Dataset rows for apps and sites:
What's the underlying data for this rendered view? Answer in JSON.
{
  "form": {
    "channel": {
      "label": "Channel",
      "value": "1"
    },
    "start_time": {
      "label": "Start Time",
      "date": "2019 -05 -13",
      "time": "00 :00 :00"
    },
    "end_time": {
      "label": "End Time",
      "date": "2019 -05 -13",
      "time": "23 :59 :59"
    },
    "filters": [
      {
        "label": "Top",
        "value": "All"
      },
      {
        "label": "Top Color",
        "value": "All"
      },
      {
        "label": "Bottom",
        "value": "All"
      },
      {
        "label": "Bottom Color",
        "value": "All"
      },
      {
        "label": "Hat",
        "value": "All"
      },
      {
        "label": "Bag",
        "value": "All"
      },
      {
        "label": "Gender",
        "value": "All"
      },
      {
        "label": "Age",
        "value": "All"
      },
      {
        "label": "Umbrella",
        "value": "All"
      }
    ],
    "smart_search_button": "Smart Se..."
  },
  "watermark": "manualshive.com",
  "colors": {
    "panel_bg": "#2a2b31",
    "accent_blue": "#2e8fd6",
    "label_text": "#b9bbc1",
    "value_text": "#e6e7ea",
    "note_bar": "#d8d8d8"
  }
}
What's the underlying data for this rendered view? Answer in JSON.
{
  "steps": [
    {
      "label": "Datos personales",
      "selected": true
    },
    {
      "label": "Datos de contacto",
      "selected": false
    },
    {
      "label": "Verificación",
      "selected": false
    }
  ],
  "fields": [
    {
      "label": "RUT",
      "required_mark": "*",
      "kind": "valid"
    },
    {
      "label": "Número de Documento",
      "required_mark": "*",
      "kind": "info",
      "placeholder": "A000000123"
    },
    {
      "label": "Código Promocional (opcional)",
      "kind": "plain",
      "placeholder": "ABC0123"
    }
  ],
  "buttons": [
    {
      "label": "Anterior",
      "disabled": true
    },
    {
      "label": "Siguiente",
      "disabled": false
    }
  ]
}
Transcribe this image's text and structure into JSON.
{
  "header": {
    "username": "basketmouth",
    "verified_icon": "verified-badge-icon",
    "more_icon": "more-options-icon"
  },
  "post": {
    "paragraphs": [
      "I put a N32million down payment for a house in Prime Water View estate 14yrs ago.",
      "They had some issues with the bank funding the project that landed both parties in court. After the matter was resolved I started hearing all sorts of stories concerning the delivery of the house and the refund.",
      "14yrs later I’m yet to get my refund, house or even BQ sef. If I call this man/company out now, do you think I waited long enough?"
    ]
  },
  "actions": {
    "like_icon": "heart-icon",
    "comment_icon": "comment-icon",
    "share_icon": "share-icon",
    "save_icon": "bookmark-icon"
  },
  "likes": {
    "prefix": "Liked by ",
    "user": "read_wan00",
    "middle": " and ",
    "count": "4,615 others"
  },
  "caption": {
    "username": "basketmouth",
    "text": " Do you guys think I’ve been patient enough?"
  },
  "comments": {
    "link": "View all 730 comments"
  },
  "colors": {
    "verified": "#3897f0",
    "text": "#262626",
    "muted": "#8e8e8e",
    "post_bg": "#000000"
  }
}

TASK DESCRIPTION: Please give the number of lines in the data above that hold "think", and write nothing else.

OUTPUT FOR THIS TASK: 2